My ancestors immigrated here back in the 1800s, back when our borders were effectively open; I'd like to extend that same opportunity to everyone else. (And of course, if the rest of the world was lifted up, as I believe it would be, why then, I'd have more people with which to share my joy in beads and jewelry, such as these heart pendants.)


cropThis is Valentine's Day Week, and I know a lot of people are so not into it—because they haven't a (romantic) partner, or because of the blatant commercialism; but I've always liked the holiday, because as a child, we all innocently exchanged valentines, or made them for our parents (especially mothers); and I adored the lace edged red foil heart shaped boxes fancy valentine's day candy came in, though I was far too poor to buy such a thing for myself.

Perhaps one reason the holiday was never spoiled for me was that I never felt at all obligated to purchase (or demand) Valentine's day candy or flowers (or even a card, though I sometimes made quite elaborate ones) let alone jewelry; I like hearts, romance and lace, and in my quest to enjoy the holiday, prefer to extend its celebratory power to everyone, not just lovers.

But if hearts aren't your thing, I guess you'll just have to skip this week;)


cropSince today is Friday but I'm still on the graduated dottie kick—in fact, this page is sort of the culmination, with all the colours, the fugly bit can be about a dirty practise: how money is laundered.

People tend to focus on the obvious ways they're cheated: being shorted on a paycheck, or overcharged for a service.
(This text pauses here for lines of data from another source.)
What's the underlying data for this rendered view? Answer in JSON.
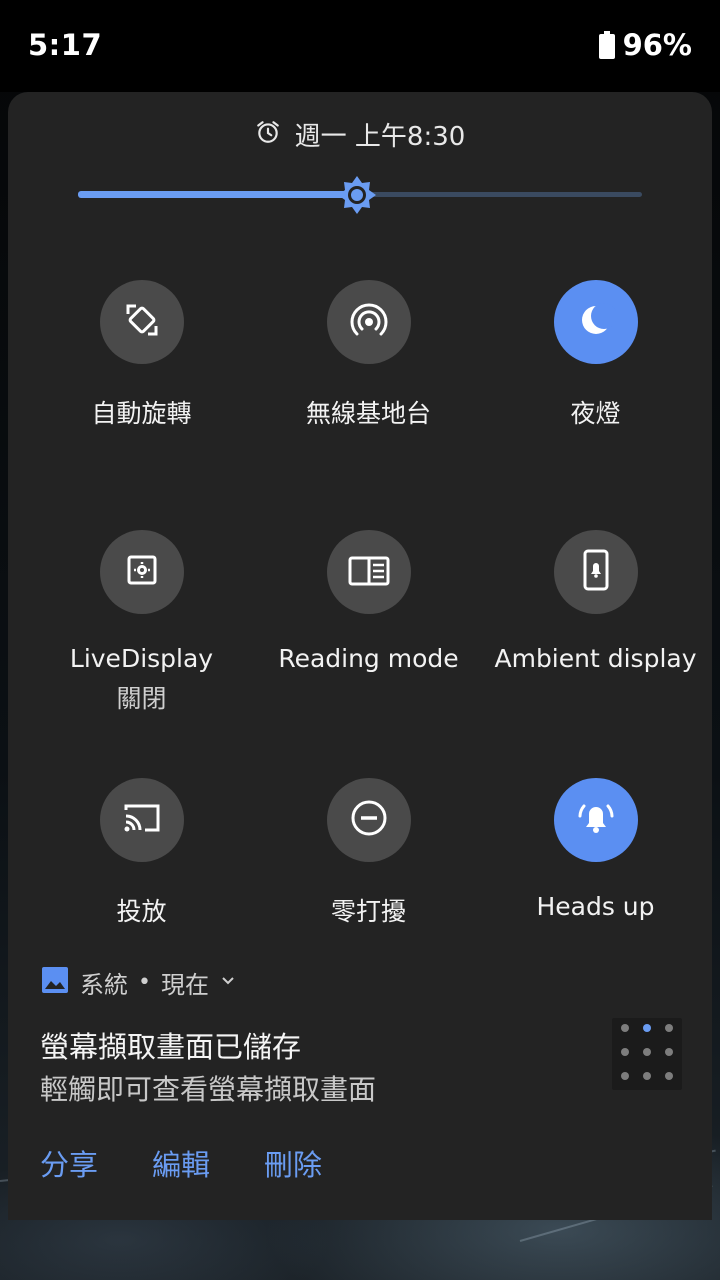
{
  "status_bar": {
    "time": "5:17",
    "battery_percent": "96%",
    "battery_level": 0.96
  },
  "alarm": {
    "icon": "alarm-clock-icon",
    "text": "週一 上午8:30"
  },
  "brightness": {
    "level": 0.495,
    "icon": "brightness-sun-icon",
    "fill_color": "#6a9cf2",
    "track_color": "#3a4a60"
  },
  "tiles": [
    {
      "id": "auto-rotate",
      "label": "自動旋轉",
      "sub": "",
      "icon": "screen-rotation-icon",
      "active": false
    },
    {
      "id": "hotspot",
      "label": "無線基地台",
      "sub": "",
      "icon": "hotspot-icon",
      "active": false
    },
    {
      "id": "night-light",
      "label": "夜燈",
      "sub": "",
      "icon": "moon-icon",
      "active": true
    },
    {
      "id": "livedisplay",
      "label": "LiveDisplay",
      "sub": "關閉",
      "icon": "livedisplay-icon",
      "active": false
    },
    {
      "id": "reading-mode",
      "label": "Reading mode",
      "sub": "",
      "icon": "reading-mode-icon",
      "active": false
    },
    {
      "id": "ambient-display",
      "label": "Ambient display",
      "sub": "",
      "icon": "ambient-display-icon",
      "active": false
    },
    {
      "id": "cast",
      "label": "投放",
      "sub": "",
      "icon": "cast-icon",
      "active": false
    },
    {
      "id": "dnd",
      "label": "零打擾",
      "sub": "",
      "icon": "do-not-disturb-icon",
      "active": false
    },
    {
      "id": "heads-up",
      "label": "Heads up",
      "sub": "",
      "icon": "bell-icon",
      "active": true
    }
  ],
  "notification": {
    "app_icon": "image-icon",
    "app_name": "系統",
    "separator": "•",
    "time": "現在",
    "expand_icon": "chevron-down-icon",
    "title": "螢幕擷取畫面已儲存",
    "text": "輕觸即可查看螢幕擷取畫面",
    "actions": [
      "分享",
      "編輯",
      "刪除"
    ]
  },
  "colors": {
    "accent": "#5b8ff2",
    "panel": "#232323",
    "tile_inactive": "#4a4a4a"
  }
}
But the real money is much less directly stolen, in these sorts of schemes. In the millions, billions, ...probably trillions. It's kinda teeth-grinding, really, because without all that greed and fraud, there'd be enough cash to feed, clothe & send to college (or trade school, or apprenticeship) every person on the planet.

That's my idea of a beautiful rainbow.